A Huge Leap Back

Back to Article
Back to Article

A Huge Leap Back

Hang on for a minute...we're trying to find some more stories you might like.


Email This Story






When it comes to LGBT issues, it seems that with every step forward, we take three steps back. Both North Carolina and Mississippi are in the spotlight recently for moving us backwards..

Let’s tackle Mississippi first. Mississippi enacted a bill that stretches the definition of “religious freedom” to protect people–mainly, Christians who oppose the LGBT community–from having to do anything for a gay person that they feel would go against their moral conviction.

“Under the law, religious organizations will be able to deny LGBT people marriage, adoption and foster care services; fire or refuse to employ them; and decline to rent or sell them property. Medical professionals will be permitted to refuse to participate in treatments, counseling and surgery related to “sex reassignment or gender identity transitioning,” CNN writes.

Phil Bryant, Governor of Mississippi, makes the argument that by enacting this bill, we are ensuring that the government does not interfere in the lives of people who simply want to practice their religion.

So, let me get this straight.

Bryant is arguing that this bill is preventing the government from making decisions for other people. Such as choosing to have gender reassignment surgery or choosing who to marry, or perhaps choosing which cake to buy for your wedding.

Besides being absurd, this bill has a tremendous potential of becoming a slippery slope. Allowing religious people to decide that their religious “freedom” trumps other civil rights is flat out dangerous. Catholic pharmacies could refuse to dispense birth control, Catholic corporations could fire someone based on their sexual orientation, and people like Kim Davis can legally refuse to give out marriage licenses.

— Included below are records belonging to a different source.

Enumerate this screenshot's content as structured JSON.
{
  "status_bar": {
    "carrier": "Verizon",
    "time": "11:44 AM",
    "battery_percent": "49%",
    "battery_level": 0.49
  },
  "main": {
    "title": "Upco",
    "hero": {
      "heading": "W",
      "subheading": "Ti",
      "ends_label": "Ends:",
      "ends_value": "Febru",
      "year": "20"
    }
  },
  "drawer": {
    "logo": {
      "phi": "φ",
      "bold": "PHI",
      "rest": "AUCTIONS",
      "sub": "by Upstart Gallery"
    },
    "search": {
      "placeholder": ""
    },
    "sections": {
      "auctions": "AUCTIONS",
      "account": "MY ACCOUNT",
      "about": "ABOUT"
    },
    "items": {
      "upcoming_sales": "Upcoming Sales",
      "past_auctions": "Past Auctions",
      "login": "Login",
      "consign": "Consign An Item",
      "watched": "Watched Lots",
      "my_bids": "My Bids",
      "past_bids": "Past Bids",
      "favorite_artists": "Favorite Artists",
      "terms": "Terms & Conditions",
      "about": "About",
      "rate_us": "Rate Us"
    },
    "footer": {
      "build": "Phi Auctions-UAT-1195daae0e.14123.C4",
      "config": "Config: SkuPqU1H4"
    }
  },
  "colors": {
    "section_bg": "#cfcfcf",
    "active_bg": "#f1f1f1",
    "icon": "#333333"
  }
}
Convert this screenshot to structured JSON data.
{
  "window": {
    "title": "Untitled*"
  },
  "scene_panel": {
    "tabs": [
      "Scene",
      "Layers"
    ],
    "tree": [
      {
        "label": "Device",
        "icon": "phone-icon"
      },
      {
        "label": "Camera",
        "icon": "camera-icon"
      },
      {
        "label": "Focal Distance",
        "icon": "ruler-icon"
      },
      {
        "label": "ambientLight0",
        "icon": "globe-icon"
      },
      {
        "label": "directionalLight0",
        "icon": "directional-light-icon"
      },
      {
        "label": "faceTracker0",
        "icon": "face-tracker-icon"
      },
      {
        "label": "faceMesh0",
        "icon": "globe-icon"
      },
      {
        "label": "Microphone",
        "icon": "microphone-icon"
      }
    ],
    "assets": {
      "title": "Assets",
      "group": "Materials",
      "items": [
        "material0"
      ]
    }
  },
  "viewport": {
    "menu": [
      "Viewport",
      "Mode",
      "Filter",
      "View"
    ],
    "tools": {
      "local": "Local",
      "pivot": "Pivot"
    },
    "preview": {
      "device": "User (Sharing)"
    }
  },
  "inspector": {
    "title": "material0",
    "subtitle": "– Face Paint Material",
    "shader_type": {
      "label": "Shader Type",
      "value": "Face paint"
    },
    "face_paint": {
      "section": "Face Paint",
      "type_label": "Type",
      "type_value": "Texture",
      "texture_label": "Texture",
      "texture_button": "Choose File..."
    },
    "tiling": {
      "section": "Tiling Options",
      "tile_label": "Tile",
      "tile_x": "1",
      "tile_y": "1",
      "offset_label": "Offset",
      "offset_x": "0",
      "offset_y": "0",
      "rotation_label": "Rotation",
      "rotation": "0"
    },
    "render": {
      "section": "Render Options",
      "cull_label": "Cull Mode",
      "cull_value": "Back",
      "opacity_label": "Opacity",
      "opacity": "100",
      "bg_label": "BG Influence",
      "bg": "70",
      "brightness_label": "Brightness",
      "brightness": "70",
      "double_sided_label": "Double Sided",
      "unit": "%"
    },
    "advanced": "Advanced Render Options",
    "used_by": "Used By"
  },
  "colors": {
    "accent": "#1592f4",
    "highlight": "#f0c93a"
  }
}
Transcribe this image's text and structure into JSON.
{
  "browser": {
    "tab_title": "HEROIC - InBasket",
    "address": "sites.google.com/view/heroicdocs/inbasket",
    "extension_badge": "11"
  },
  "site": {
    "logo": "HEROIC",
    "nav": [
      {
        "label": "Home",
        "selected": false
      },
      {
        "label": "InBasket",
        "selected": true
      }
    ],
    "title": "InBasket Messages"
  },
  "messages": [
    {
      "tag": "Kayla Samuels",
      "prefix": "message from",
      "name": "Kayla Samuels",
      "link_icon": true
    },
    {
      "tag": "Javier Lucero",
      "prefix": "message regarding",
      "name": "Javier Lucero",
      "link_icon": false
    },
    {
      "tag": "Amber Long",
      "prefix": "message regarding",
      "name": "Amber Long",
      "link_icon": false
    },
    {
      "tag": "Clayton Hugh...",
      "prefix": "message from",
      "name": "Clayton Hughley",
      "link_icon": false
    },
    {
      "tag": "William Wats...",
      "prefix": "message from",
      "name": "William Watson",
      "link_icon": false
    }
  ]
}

It is shocking how the government can allow people to openly discriminate against a community using their religion as a shield.  

If Bryant freely allows his constituents to discriminate against a group of people, it will quickly spiral to something America hasn’t faced since the 1950’s.

We’re not the only ones who have seen the horrors of what this bill could bring. Major corporations that do business in Mississippi have denounced the legislation and are stating their opposition to it. Included in these corporations are MGM Resorts International, Nissan, Toyota, Tyson Foods, AT&T, IBM and Levi Strauss & Co.

Many CEOs and companies have taken a stand against the ludicrous bill. “The new law perpetuates discrimination and it violates the values and principles that are at the core of PayPal’s mission and culture,” Dan Schulman, PayPal president and CEO said.  

North Carolina is no better. The North Carolina anti-LGBT bill “prevents local municipalities from passing anti-discrimination protections for lesbian, gay, bisexual and transgender individuals. The bill also requires transgender people to use public restrooms that correspond to the gender on their birth certificate.” says The Huffington Post. However, their discriminatory laws have caused a serious backlash.

According to CNN, the Justice Department ruled that “a state law blocking legal protections for lesbian, gay, bisexual and transgender people, particularly bathroom access for transgender individuals, violates civil rights law.” The Justice Department is now suing North Carolina for their violation of the civil rights law.

In addition to the Justice Department noticing the horrendous bills North Carolina is attempting to enact, the New York Times says that PayPal announced that they were cancelling a $3.6 million investment because “becoming an employer in North Carolina, where members of our teams will not have equal rights under the law, is simply untenable.”

This issue hits close to home because the vast majority of Pres girls, at the very least, support the LGBT community and strive to make equality a norm in society instead of a gift. If North Carolina or Mississippi continue to be allowed to pass laws that make discrimination the norm, people will slowly unravel the hundreds of years of work that went into eradicating inequality.

Print Friendly, PDF & Email